- **TASK GOAL**:
Where the string "účtu" occurs in a line of the data below, that line should be copied.

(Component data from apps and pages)
####################

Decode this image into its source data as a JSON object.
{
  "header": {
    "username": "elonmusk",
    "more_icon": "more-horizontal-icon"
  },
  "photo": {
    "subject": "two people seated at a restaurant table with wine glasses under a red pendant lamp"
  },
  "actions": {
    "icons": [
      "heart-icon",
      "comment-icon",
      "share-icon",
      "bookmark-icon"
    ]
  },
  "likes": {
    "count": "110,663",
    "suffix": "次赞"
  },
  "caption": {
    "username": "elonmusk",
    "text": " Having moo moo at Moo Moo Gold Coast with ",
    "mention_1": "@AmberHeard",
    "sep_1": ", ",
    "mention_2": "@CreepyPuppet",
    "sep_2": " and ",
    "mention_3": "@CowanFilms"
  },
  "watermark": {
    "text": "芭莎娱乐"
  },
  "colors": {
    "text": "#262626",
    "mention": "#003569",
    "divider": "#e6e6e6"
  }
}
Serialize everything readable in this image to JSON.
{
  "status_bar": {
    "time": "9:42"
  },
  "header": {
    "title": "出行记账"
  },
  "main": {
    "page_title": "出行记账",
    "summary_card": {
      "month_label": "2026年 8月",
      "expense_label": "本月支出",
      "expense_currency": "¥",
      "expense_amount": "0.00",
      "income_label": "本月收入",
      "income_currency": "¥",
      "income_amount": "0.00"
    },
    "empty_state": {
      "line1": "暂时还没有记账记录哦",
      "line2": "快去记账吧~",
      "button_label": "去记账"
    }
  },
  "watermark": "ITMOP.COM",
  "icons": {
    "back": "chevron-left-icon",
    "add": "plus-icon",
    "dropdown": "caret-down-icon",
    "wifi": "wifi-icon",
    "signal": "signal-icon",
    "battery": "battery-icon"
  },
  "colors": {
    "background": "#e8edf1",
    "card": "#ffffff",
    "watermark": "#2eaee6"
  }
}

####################

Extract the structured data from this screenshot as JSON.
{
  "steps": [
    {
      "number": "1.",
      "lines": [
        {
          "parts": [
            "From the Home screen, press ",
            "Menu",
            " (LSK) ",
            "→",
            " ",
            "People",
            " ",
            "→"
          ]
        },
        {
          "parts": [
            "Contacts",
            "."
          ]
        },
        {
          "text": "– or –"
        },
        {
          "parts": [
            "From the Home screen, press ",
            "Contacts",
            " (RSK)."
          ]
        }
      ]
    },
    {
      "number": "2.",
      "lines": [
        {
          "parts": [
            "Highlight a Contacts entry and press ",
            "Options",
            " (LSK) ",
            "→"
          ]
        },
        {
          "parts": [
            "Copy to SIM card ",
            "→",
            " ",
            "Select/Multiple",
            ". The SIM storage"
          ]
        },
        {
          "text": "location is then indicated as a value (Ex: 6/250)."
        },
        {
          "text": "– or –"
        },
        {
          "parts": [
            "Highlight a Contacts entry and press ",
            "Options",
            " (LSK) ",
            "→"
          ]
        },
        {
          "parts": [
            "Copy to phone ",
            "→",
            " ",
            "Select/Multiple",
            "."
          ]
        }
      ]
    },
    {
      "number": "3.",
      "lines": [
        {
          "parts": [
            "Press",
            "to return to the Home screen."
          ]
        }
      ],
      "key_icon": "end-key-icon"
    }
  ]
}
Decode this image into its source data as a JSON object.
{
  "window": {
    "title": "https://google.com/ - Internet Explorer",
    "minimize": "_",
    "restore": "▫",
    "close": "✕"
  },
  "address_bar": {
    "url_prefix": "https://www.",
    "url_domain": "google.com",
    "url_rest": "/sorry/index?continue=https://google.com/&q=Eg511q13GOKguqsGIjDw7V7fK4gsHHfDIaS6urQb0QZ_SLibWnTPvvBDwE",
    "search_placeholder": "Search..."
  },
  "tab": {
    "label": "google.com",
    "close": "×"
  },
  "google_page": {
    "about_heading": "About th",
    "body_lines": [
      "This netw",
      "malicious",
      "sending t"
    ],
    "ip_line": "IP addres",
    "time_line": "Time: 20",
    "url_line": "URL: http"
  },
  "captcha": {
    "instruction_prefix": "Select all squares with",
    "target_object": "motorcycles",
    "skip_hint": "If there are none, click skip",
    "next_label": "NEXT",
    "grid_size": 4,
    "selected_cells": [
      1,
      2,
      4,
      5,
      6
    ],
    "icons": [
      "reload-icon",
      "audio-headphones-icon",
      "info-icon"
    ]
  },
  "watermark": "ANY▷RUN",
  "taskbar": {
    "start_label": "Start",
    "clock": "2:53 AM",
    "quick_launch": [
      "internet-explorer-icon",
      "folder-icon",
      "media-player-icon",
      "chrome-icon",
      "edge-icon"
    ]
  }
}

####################

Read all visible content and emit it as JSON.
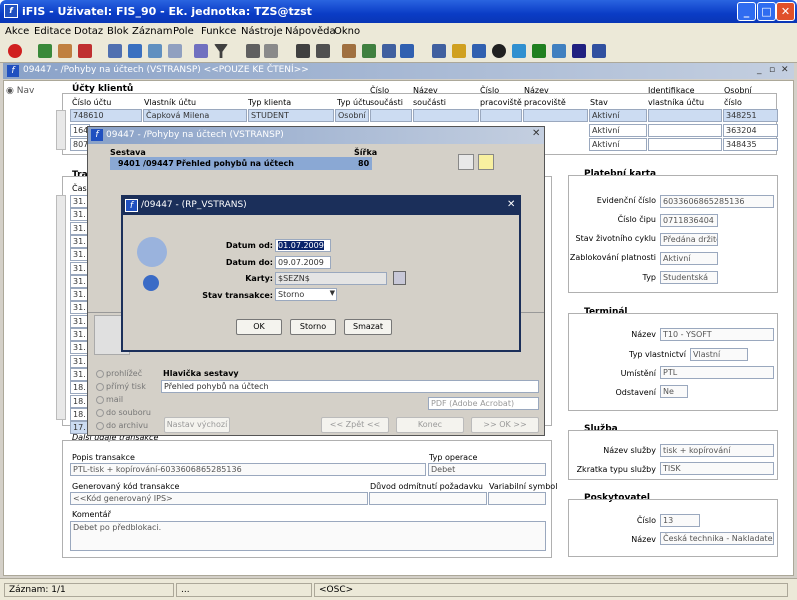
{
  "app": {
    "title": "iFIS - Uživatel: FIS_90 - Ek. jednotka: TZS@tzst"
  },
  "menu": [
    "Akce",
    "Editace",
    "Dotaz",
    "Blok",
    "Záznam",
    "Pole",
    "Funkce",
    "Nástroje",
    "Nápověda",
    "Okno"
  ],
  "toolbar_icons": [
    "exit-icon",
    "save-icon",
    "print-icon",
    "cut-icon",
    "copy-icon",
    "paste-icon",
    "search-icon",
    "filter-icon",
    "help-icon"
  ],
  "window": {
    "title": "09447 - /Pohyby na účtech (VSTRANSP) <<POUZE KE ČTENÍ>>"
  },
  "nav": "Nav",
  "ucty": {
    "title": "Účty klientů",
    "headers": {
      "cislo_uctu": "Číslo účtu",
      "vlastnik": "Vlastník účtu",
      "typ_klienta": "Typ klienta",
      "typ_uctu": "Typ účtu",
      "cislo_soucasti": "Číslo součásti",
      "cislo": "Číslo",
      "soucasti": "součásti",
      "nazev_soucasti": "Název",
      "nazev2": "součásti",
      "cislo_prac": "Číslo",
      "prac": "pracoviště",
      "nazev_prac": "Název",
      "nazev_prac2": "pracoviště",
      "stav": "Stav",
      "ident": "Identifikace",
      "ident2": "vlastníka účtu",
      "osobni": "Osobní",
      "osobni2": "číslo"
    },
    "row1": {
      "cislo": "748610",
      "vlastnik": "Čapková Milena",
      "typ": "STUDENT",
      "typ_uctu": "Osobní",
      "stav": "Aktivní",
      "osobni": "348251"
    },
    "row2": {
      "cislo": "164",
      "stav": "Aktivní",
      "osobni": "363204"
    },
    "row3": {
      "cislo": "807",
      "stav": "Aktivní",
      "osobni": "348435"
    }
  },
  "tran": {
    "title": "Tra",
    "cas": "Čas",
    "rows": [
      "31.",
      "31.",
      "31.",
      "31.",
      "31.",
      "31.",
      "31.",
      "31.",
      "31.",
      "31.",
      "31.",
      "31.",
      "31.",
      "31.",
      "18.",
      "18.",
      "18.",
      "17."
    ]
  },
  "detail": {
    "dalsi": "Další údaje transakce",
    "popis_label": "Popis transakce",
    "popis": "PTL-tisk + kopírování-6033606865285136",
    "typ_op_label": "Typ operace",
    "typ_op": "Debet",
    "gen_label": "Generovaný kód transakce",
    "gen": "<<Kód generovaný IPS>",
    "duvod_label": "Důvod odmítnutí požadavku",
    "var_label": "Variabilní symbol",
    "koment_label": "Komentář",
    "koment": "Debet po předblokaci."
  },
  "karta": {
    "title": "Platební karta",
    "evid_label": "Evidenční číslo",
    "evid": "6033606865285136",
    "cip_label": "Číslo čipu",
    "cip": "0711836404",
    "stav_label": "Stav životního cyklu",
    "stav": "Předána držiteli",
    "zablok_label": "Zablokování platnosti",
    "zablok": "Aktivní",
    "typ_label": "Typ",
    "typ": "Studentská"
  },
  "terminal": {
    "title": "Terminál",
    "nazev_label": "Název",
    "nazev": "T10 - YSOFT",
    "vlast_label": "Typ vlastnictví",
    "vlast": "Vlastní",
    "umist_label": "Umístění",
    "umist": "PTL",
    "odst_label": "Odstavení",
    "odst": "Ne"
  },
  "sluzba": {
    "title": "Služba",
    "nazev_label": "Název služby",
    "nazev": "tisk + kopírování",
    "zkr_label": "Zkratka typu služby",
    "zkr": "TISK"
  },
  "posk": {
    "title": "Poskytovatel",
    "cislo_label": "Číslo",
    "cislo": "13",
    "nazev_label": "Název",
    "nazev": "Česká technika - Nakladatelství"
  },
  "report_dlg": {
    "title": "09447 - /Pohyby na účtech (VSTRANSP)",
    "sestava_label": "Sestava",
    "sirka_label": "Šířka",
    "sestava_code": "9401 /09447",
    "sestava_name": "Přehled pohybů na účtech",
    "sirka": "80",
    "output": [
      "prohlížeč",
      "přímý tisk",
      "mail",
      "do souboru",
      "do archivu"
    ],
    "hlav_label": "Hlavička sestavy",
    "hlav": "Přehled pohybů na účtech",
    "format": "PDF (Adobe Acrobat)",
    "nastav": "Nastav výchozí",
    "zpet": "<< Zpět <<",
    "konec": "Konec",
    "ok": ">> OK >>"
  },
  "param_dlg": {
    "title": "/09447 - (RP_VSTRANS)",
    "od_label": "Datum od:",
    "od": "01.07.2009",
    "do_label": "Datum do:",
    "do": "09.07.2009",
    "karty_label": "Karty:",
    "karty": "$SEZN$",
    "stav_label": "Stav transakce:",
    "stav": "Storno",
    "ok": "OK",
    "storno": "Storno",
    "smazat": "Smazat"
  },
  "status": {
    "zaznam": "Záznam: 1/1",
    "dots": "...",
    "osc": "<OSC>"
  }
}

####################

- **ANSWER BELOW**:
      "cislo_uctu": "Číslo účtu",
      "vlastnik": "Vlastník účtu",
      "typ_uctu": "Typ účtu",
      "ident2": "vlastníka účtu",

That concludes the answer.